Noud Sleumer is a conceptual designer whose role is to critique ‘the act of making’. Within self-initiated and explorative projects his focus is trained on methods of deconstruction and reduction. Simplicity is the tool that underlies these approaches and enables Sleumer to create new playgrounds of creativity, in which we can collectively re-examine our relationship to man-made matter. 











The Netherlands has a long relationship with wind energy. Based on our historical connection with wind turbines, can we re-embed current wind turbines in our technological-economic and socio-cultural system? Sleumer uses our cultural heritage for a new kind of windmill.

Questioning our current relationship with wind energy

The Netherlands has a centuries-long relationship with wind energy. Traditional windmills used to be necessary for local safety and living standards – from grinding grain and sawing wood to draining polders. In addition, windmill sails were used for local communication. The old windmills were embedded in an economic, technological and social local system. Today’s wind turbines, on the other hand, are anonymous towers of steel that, according to many, disfigure the landscape and that no longer have a direct social or economic relationship with the local community. The social relationship with our wind energy is alienated.

Noud Sleumer asks whether, based on our historical connection with wind turbines, we cannot re-embed current wind turbines in both a technological-economic and a socio-cultural system with which people feel personally and collectively connected again.

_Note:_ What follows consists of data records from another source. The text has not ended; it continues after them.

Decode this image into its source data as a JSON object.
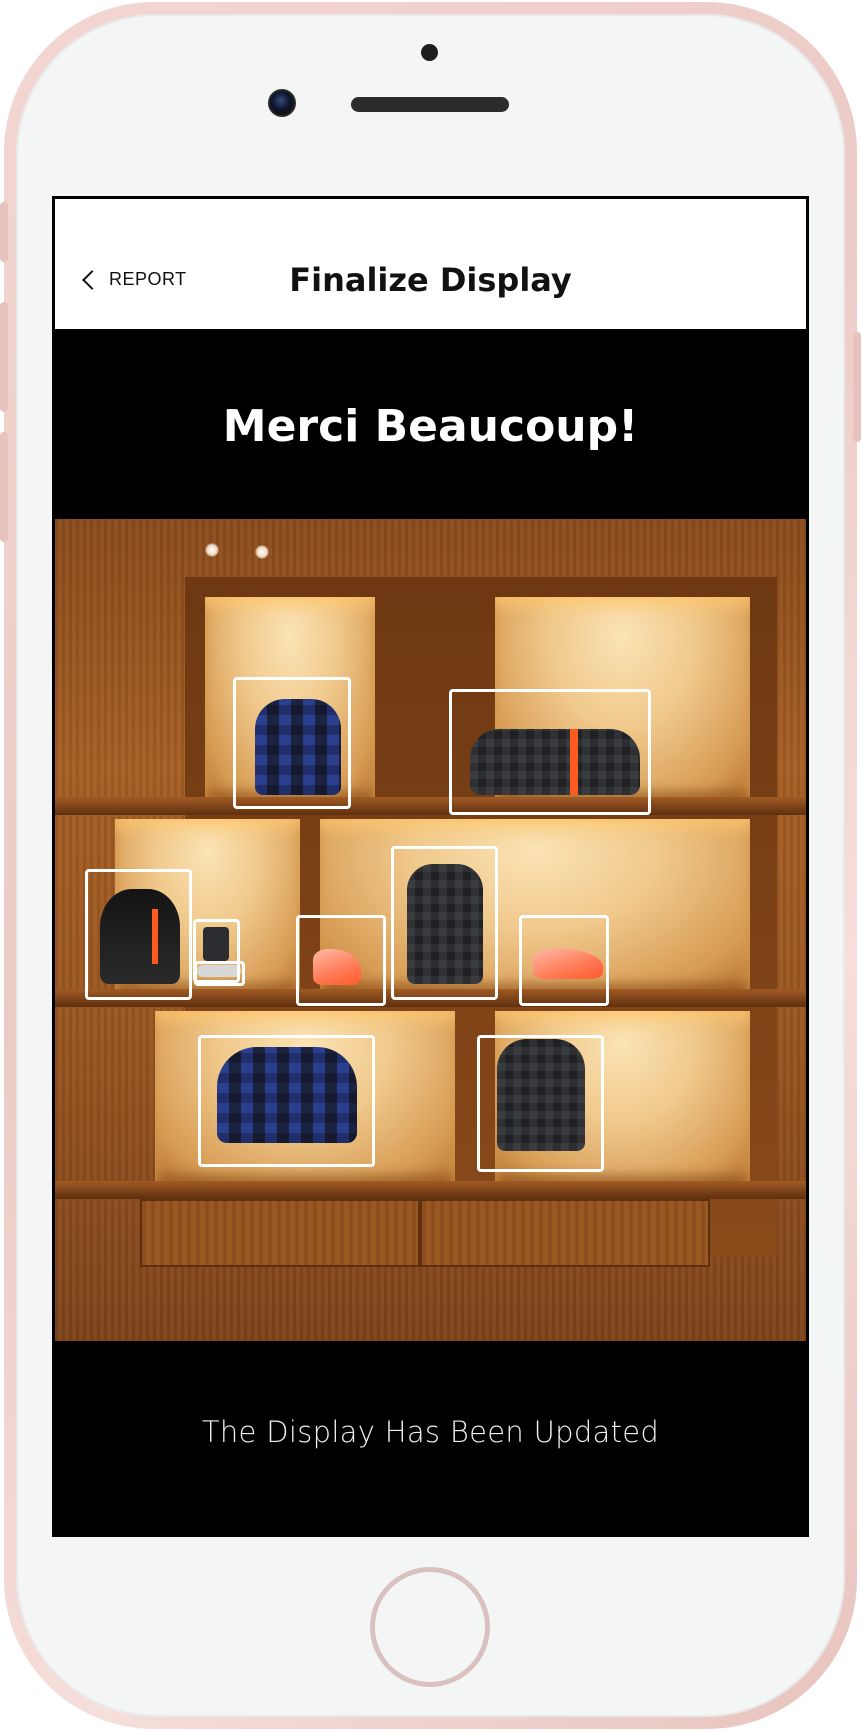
{
  "nav": {
    "back_label": "REPORT",
    "back_icon": "chevron-left-icon",
    "title": "Finalize Display"
  },
  "banner": {
    "title": "Merci Beaucoup!"
  },
  "display_photo": {
    "selected_products": [
      {
        "name": "blue camo backpack"
      },
      {
        "name": "checkered keepall duffle bag"
      },
      {
        "name": "scarf on mannequin bust"
      },
      {
        "name": "phone case"
      },
      {
        "name": "sunglasses"
      },
      {
        "name": "orange sneaker left"
      },
      {
        "name": "checkered backpack center"
      },
      {
        "name": "orange sneaker right"
      },
      {
        "name": "blue camo keepall bag"
      },
      {
        "name": "dark checkered backpack"
      }
    ]
  },
  "footer": {
    "status_text": "The Display Has Been Updated"
  },
  "colors": {
    "screen_background": "#000000",
    "nav_background": "#ffffff",
    "selection_border": "#ffffff",
    "phone_frame": "#eccbc6",
    "accent_orange": "#ff5a1f"
  }
}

He uses our cultural heritage in the form of traditional ceramic tiles, plates, cups and souvenirs to design a new kind of windmill that questions our current relationship with wind energy.























































© Noud Sleumer, 2023